At this week’s CA World 2003 show in Las Vegas, Torvalds sat down with InfoWorld to talk about the completion this past weekend of Version 2.6’s first test release; what will keep him up at night worrying about that test release; his thoughts about the impending SCO-IBM suit and possible impact on Linux development; and something of a wish list of technologies to be included in upcoming versions of the open source operating system.
Torvalds Gets Down to the Kernel
2003-07-16 Linux 11 Comments
Hmm… they say that torvalds is a chip designer . Later they say that VM stands for Virtual Machine (and not Virtual memory).
[i]Hmm… they say that torvalds is a chip designer .
Linus did work at TransMeta which makes processors. I’m not sure about exactly how much he did involving their design, but I was under the impression he did work related to running linux on Crusoe.
VM stands for Virtual Mammory. Mmmm cyber-breasts…
I’m pretty sure the reason Linus was hired by transmeta is because of he was familiar with x86 architecture. If you follow the history of Linux, part of his reason for starting it was simply to learn x86 ASM + architecture. And if you think about it, he pretty much developed Linux from the time of 386s and 486s all the way up to modern processors. Thus, he obviously knew a great deal about the architecture aswell as what changes chips had gone through — this of course being KEY to transmeta’s code morphing software. Which is I’m pretty sure specifically what he worked on. While Linux does run on Crueso, I don’t think he was ever paid by Transmeta directly for any work on Linux, including having it ported to the chip.

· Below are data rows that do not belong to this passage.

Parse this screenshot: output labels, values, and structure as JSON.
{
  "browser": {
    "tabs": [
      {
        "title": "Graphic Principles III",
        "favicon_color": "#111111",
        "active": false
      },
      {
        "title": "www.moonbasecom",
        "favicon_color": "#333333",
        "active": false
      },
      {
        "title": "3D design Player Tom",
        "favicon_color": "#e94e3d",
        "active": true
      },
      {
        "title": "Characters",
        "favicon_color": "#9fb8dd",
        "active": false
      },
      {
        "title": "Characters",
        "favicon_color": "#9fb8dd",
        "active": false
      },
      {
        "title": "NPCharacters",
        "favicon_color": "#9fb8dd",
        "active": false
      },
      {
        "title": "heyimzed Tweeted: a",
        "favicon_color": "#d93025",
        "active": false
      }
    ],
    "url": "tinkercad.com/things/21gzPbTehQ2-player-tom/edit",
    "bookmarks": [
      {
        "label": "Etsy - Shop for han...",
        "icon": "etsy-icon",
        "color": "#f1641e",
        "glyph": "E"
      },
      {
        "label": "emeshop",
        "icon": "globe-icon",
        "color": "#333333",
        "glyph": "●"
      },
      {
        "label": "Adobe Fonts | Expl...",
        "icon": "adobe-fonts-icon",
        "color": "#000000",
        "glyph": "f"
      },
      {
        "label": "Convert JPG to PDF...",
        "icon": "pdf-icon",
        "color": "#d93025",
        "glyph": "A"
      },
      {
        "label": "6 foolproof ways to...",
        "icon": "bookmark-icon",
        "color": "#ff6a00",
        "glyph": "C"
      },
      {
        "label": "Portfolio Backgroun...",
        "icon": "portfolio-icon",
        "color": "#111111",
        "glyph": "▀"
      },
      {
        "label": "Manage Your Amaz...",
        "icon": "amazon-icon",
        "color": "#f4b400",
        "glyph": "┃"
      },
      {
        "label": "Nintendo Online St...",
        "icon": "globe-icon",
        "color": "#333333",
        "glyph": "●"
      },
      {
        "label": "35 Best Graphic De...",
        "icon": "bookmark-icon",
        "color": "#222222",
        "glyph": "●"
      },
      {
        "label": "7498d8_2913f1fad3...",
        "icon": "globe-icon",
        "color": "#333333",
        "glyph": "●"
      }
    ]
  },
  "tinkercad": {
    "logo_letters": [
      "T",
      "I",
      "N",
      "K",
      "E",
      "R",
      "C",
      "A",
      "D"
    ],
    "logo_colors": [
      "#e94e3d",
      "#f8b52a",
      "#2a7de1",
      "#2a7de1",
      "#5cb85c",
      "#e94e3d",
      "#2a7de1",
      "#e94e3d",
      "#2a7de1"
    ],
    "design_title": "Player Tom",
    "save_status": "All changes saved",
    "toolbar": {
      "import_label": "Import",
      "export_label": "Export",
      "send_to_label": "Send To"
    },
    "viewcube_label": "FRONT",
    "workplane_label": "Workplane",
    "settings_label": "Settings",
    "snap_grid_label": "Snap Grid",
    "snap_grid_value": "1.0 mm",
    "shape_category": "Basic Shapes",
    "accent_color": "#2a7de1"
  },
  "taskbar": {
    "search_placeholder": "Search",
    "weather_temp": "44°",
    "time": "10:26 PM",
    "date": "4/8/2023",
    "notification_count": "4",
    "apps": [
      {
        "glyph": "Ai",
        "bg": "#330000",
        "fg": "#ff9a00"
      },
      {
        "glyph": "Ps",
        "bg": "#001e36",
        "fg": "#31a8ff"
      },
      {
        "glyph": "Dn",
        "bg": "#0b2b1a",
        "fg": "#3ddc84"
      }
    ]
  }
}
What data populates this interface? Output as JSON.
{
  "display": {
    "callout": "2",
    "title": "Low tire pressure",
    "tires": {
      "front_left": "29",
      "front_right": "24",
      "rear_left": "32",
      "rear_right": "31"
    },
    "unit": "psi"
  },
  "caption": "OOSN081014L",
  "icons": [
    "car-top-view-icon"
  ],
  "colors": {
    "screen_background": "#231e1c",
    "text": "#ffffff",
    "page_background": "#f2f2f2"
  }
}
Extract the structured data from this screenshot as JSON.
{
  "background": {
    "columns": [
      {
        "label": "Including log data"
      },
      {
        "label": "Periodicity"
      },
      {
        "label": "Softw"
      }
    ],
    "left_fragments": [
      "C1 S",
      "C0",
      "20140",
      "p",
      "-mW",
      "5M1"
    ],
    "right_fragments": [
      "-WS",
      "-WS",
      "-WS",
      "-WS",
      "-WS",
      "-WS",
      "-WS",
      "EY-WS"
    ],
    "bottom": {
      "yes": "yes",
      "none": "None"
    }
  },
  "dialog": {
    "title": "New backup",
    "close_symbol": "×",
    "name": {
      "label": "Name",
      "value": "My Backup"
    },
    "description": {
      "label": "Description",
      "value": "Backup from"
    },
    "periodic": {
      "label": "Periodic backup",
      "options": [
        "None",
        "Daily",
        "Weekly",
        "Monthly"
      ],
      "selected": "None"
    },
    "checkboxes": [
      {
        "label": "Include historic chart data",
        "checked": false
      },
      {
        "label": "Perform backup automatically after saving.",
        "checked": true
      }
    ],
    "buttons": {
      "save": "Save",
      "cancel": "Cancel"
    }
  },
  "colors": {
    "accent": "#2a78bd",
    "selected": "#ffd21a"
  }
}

actualy, he was lead on a linux project…I think they were developing a linux for their embeded use or somehitng like that.
I’m pretty sure the reason Linus was hired by transmeta is because of he was familiar with x86 architecture.
Crusoe processor has a different design on the ACPI-PowerManagement. The processor is ideally designed to make calculations not based on silicon contented instructions but on silicon embbeded (so to speak) software. It’s a X86 architecture.
I think Linus was part of the software embbeded team.
See it as a kind of “winmodem” performing CPU (it makes the job but it is rather a software job, not a hardware task.
I am not an expert but the idea behind the CPU design was to make a rather power efficient CPU for embbeded systems not a desktop CPU. It works good for stand alone appliances, softwarelets, … not with much acceptance I believe.
Like many I can hardly wait to try the *final* 2.6 kernel !
Linus did in fact write the x86 software emulation layer for the crusoe chip. Like someone said earlier, he had intimate knowledge of the x86 architecture so he was perfect for the job.
…movie at 11.
> Linus did in fact write the x86 software emulation layer for the crusoe chip.
If this is in face true, based on this article he didn’t necessarily do a good job…of course one of the problems is that there are just way too many nuances surrounding the x86 architecture.
Personally I think the crusoe would have been a much better chip if they had designed a brand new higher level instruction set that would lend itself towards very efficient “code morphing” instead of trying to “code morph” a current half assed instruction set. Of course then they would not have not been able to claim x86 compatability.
At the heart of the Crusoe CPU is a VLIW instructionset, surrounding that is a x86 morphing layer which converts and caches code from x86 to VLIW to run.
Why not write directly for the chip? because then they would have to provide backwads compatibility hence the reason for the morphing layer. They can the, if they want, radically change the core whilst mantaining compatibility.
Crusoe’s success hinged on the open source release of their code morphing software. They didn’t release it so everyone could port the chip to Sparc, PA-Risc, MIPs, POWER4, etc. And look at them now. Nice energy efficient x86 chips. But I doubt they’ll be competing with Intel or AMD soon.
But I would still consider buying a Crusoe laptop if I could run Solaris, OSX and Alpha Linux on it. I’m just waiting for Transmeta to hurry up and deliver the products capable of doing it. What’s taking them so long?